→ Your goal
Locate the string "icon" in the records below. Copy every line where it occurs.

(Collection entries)

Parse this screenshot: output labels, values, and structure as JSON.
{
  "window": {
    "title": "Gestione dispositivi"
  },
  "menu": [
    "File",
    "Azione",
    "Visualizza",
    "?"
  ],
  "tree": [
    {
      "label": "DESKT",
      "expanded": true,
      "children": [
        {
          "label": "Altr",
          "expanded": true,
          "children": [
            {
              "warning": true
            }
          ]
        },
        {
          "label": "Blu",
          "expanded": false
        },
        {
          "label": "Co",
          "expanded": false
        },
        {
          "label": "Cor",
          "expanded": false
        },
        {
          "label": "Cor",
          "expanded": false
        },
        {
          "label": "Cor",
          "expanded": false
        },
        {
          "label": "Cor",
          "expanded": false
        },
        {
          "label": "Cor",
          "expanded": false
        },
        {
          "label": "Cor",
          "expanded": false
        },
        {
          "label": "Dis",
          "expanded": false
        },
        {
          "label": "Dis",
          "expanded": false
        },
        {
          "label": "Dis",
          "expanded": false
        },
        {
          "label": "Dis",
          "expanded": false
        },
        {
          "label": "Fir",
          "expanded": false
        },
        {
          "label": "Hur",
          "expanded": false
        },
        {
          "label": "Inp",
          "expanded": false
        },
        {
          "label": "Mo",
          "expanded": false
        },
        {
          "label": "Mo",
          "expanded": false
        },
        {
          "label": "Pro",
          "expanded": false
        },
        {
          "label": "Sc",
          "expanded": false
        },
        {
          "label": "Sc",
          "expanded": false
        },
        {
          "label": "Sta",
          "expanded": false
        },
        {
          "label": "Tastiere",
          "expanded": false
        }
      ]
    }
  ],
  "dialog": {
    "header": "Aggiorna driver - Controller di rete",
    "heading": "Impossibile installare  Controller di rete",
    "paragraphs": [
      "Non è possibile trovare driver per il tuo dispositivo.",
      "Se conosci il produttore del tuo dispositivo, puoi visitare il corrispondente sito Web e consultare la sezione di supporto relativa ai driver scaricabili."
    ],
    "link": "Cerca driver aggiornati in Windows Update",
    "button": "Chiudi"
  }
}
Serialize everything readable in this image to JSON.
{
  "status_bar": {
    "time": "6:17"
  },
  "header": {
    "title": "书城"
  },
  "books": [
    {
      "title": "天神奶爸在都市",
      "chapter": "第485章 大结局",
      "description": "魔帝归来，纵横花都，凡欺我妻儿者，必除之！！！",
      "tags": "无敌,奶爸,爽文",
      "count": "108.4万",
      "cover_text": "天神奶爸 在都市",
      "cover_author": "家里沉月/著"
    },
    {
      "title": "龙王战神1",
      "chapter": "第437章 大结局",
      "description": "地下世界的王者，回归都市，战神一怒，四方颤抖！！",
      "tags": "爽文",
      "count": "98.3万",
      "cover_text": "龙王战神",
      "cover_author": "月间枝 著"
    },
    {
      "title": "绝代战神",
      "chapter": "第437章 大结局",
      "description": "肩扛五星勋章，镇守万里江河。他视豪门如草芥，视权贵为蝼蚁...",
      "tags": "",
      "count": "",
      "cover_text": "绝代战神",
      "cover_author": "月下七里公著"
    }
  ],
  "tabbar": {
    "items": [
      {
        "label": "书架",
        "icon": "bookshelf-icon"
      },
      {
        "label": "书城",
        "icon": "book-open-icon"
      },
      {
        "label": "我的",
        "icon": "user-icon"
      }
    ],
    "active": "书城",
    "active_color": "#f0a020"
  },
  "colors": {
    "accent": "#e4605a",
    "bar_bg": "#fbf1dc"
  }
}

→ Written response
        "icon": "bookshelf-icon"
        "icon": "book-open-icon"
        "icon": "user-icon"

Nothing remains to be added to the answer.